#### WORK INSTRUCTIONS
Starting from the first line below, count the lines carrying the string "Rank" and answer with the count by itself.

** SUPPLIED RECORDS follows **

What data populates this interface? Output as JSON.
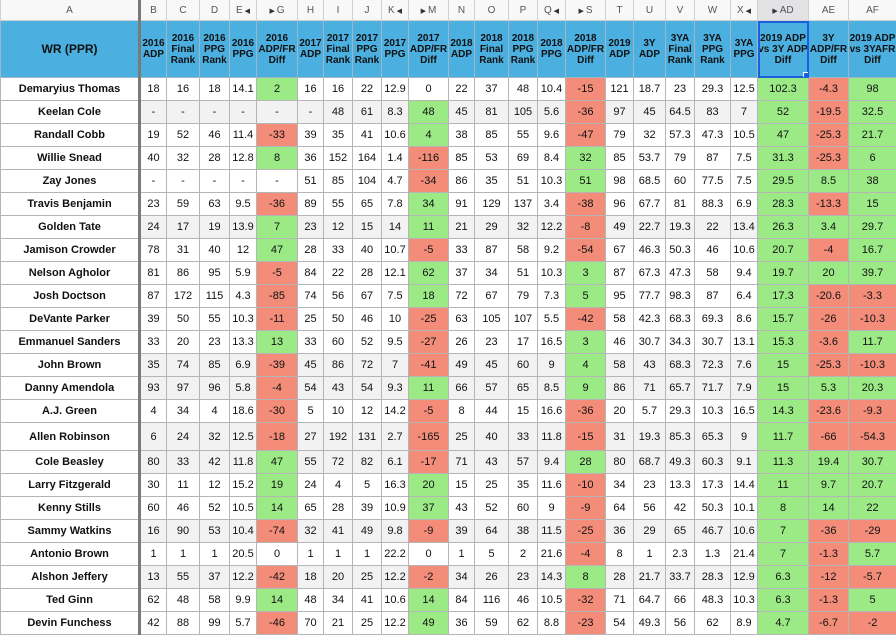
{
  "colors": {
    "header_bg": "#4bafe0",
    "positive": "#9bea86",
    "negative": "#f38d7a",
    "selection": "#1a5fe0"
  },
  "column_letters": [
    "A",
    "B",
    "C",
    "D",
    "E",
    "G",
    "H",
    "I",
    "J",
    "K",
    "M",
    "N",
    "O",
    "P",
    "Q",
    "S",
    "T",
    "U",
    "V",
    "W",
    "X",
    "AD",
    "AE",
    "AF"
  ],
  "hidden_column_markers": [
    "E",
    "G",
    "K",
    "M",
    "Q",
    "S",
    "X",
    "AD"
  ],
  "selected_cell": "AD",
  "headers": [
    "WR (PPR)",
    "2016 ADP",
    "2016 Final Rank",
    "2016 PPG Rank",
    "2016 PPG",
    "2016 ADP/FR Diff",
    "2017 ADP",
    "2017 Final Rank",
    "2017 PPG Rank",
    "2017 PPG",
    "2017 ADP/FR Diff",
    "2018 ADP",
    "2018 Final Rank",
    "2018 PPG Rank",
    "2018 PPG",
    "2018 ADP/FR Diff",
    "2019 ADP",
    "3Y ADP",
    "3YA Final Rank",
    "3YA PPG Rank",
    "3YA PPG",
    "2019 ADP vs 3Y ADP Diff",
    "3Y ADP/FR Diff",
    "2019 ADP vs 3YAFR Diff"
  ],
  "rows": [
    {
      "name": "Demaryius Thomas",
      "cells": [
        "18",
        "16",
        "18",
        "14.1",
        "2",
        "16",
        "16",
        "22",
        "12.9",
        "0",
        "22",
        "37",
        "48",
        "10.4",
        "-15",
        "121",
        "18.7",
        "23",
        "29.3",
        "12.5",
        "102.3",
        "-4.3",
        "98"
      ]
    },
    {
      "name": "Keelan Cole",
      "cells": [
        "-",
        "-",
        "-",
        "-",
        "-",
        "-",
        "48",
        "61",
        "8.3",
        "48",
        "45",
        "81",
        "105",
        "5.6",
        "-36",
        "97",
        "45",
        "64.5",
        "83",
        "7",
        "52",
        "-19.5",
        "32.5"
      ]
    },
    {
      "name": "Randall Cobb",
      "cells": [
        "19",
        "52",
        "46",
        "11.4",
        "-33",
        "39",
        "35",
        "41",
        "10.6",
        "4",
        "38",
        "85",
        "55",
        "9.6",
        "-47",
        "79",
        "32",
        "57.3",
        "47.3",
        "10.5",
        "47",
        "-25.3",
        "21.7"
      ]
    },
    {
      "name": "Willie Snead",
      "cells": [
        "40",
        "32",
        "28",
        "12.8",
        "8",
        "36",
        "152",
        "164",
        "1.4",
        "-116",
        "85",
        "53",
        "69",
        "8.4",
        "32",
        "85",
        "53.7",
        "79",
        "87",
        "7.5",
        "31.3",
        "-25.3",
        "6"
      ]
    },
    {
      "name": "Zay Jones",
      "cells": [
        "-",
        "-",
        "-",
        "-",
        "-",
        "51",
        "85",
        "104",
        "4.7",
        "-34",
        "86",
        "35",
        "51",
        "10.3",
        "51",
        "98",
        "68.5",
        "60",
        "77.5",
        "7.5",
        "29.5",
        "8.5",
        "38"
      ]
    },
    {
      "name": "Travis Benjamin",
      "cells": [
        "23",
        "59",
        "63",
        "9.5",
        "-36",
        "89",
        "55",
        "65",
        "7.8",
        "34",
        "91",
        "129",
        "137",
        "3.4",
        "-38",
        "96",
        "67.7",
        "81",
        "88.3",
        "6.9",
        "28.3",
        "-13.3",
        "15"
      ]
    },
    {
      "name": "Golden Tate",
      "cells": [
        "24",
        "17",
        "19",
        "13.9",
        "7",
        "23",
        "12",
        "15",
        "14",
        "11",
        "21",
        "29",
        "32",
        "12.2",
        "-8",
        "49",
        "22.7",
        "19.3",
        "22",
        "13.4",
        "26.3",
        "3.4",
        "29.7"
      ]
    },
    {
      "name": "Jamison Crowder",
      "cells": [
        "78",
        "31",
        "40",
        "12",
        "47",
        "28",
        "33",
        "40",
        "10.7",
        "-5",
        "33",
        "87",
        "58",
        "9.2",
        "-54",
        "67",
        "46.3",
        "50.3",
        "46",
        "10.6",
        "20.7",
        "-4",
        "16.7"
      ]
    },
    {
      "name": "Nelson Agholor",
      "cells": [
        "81",
        "86",
        "95",
        "5.9",
        "-5",
        "84",
        "22",
        "28",
        "12.1",
        "62",
        "37",
        "34",
        "51",
        "10.3",
        "3",
        "87",
        "67.3",
        "47.3",
        "58",
        "9.4",
        "19.7",
        "20",
        "39.7"
      ]
    },
    {
      "name": "Josh Doctson",
      "cells": [
        "87",
        "172",
        "115",
        "4.3",
        "-85",
        "74",
        "56",
        "67",
        "7.5",
        "18",
        "72",
        "67",
        "79",
        "7.3",
        "5",
        "95",
        "77.7",
        "98.3",
        "87",
        "6.4",
        "17.3",
        "-20.6",
        "-3.3"
      ]
    },
    {
      "name": "DeVante Parker",
      "cells": [
        "39",
        "50",
        "55",
        "10.3",
        "-11",
        "25",
        "50",
        "46",
        "10",
        "-25",
        "63",
        "105",
        "107",
        "5.5",
        "-42",
        "58",
        "42.3",
        "68.3",
        "69.3",
        "8.6",
        "15.7",
        "-26",
        "-10.3"
      ]
    },
    {
      "name": "Emmanuel Sanders",
      "cells": [
        "33",
        "20",
        "23",
        "13.3",
        "13",
        "33",
        "60",
        "52",
        "9.5",
        "-27",
        "26",
        "23",
        "17",
        "16.5",
        "3",
        "46",
        "30.7",
        "34.3",
        "30.7",
        "13.1",
        "15.3",
        "-3.6",
        "11.7"
      ]
    },
    {
      "name": "John Brown",
      "cells": [
        "35",
        "74",
        "85",
        "6.9",
        "-39",
        "45",
        "86",
        "72",
        "7",
        "-41",
        "49",
        "45",
        "60",
        "9",
        "4",
        "58",
        "43",
        "68.3",
        "72.3",
        "7.6",
        "15",
        "-25.3",
        "-10.3"
      ]
    },
    {
      "name": "Danny Amendola",
      "cells": [
        "93",
        "97",
        "96",
        "5.8",
        "-4",
        "54",
        "43",
        "54",
        "9.3",
        "11",
        "66",
        "57",
        "65",
        "8.5",
        "9",
        "86",
        "71",
        "65.7",
        "71.7",
        "7.9",
        "15",
        "5.3",
        "20.3"
      ]
    },
    {
      "name": "A.J. Green",
      "cells": [
        "4",
        "34",
        "4",
        "18.6",
        "-30",
        "5",
        "10",
        "12",
        "14.2",
        "-5",
        "8",
        "44",
        "15",
        "16.6",
        "-36",
        "20",
        "5.7",
        "29.3",
        "10.3",
        "16.5",
        "14.3",
        "-23.6",
        "-9.3"
      ]
    },
    {
      "name": "Allen Robinson",
      "cells": [
        "6",
        "24",
        "32",
        "12.5",
        "-18",
        "27",
        "192",
        "131",
        "2.7",
        "-165",
        "25",
        "40",
        "33",
        "11.8",
        "-15",
        "31",
        "19.3",
        "85.3",
        "65.3",
        "9",
        "11.7",
        "-66",
        "-54.3"
      ]
    },
    {
      "name": "Cole Beasley",
      "cells": [
        "80",
        "33",
        "42",
        "11.8",
        "47",
        "55",
        "72",
        "82",
        "6.1",
        "-17",
        "71",
        "43",
        "57",
        "9.4",
        "28",
        "80",
        "68.7",
        "49.3",
        "60.3",
        "9.1",
        "11.3",
        "19.4",
        "30.7"
      ]
    },
    {
      "name": "Larry Fitzgerald",
      "cells": [
        "30",
        "11",
        "12",
        "15.2",
        "19",
        "24",
        "4",
        "5",
        "16.3",
        "20",
        "15",
        "25",
        "35",
        "11.6",
        "-10",
        "34",
        "23",
        "13.3",
        "17.3",
        "14.4",
        "11",
        "9.7",
        "20.7"
      ]
    },
    {
      "name": "Kenny Stills",
      "cells": [
        "60",
        "46",
        "52",
        "10.5",
        "14",
        "65",
        "28",
        "39",
        "10.9",
        "37",
        "43",
        "52",
        "60",
        "9",
        "-9",
        "64",
        "56",
        "42",
        "50.3",
        "10.1",
        "8",
        "14",
        "22"
      ]
    },
    {
      "name": "Sammy Watkins",
      "cells": [
        "16",
        "90",
        "53",
        "10.4",
        "-74",
        "32",
        "41",
        "49",
        "9.8",
        "-9",
        "39",
        "64",
        "38",
        "11.5",
        "-25",
        "36",
        "29",
        "65",
        "46.7",
        "10.6",
        "7",
        "-36",
        "-29"
      ]
    },
    {
      "name": "Antonio Brown",
      "cells": [
        "1",
        "1",
        "1",
        "20.5",
        "0",
        "1",
        "1",
        "1",
        "22.2",
        "0",
        "1",
        "5",
        "2",
        "21.6",
        "-4",
        "8",
        "1",
        "2.3",
        "1.3",
        "21.4",
        "7",
        "-1.3",
        "5.7"
      ]
    },
    {
      "name": "Alshon Jeffery",
      "cells": [
        "13",
        "55",
        "37",
        "12.2",
        "-42",
        "18",
        "20",
        "25",
        "12.2",
        "-2",
        "34",
        "26",
        "23",
        "14.3",
        "8",
        "28",
        "21.7",
        "33.7",
        "28.3",
        "12.9",
        "6.3",
        "-12",
        "-5.7"
      ]
    },
    {
      "name": "Ted Ginn",
      "cells": [
        "62",
        "48",
        "58",
        "9.9",
        "14",
        "48",
        "34",
        "41",
        "10.6",
        "14",
        "84",
        "116",
        "46",
        "10.5",
        "-32",
        "71",
        "64.7",
        "66",
        "48.3",
        "10.3",
        "6.3",
        "-1.3",
        "5"
      ]
    },
    {
      "name": "Devin Funchess",
      "cells": [
        "42",
        "88",
        "99",
        "5.7",
        "-46",
        "70",
        "21",
        "25",
        "12.2",
        "49",
        "36",
        "59",
        "62",
        "8.8",
        "-23",
        "54",
        "49.3",
        "56",
        "62",
        "8.9",
        "4.7",
        "-6.7",
        "-2"
      ]
    }
  ]
}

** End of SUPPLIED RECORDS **

#### REPLY
8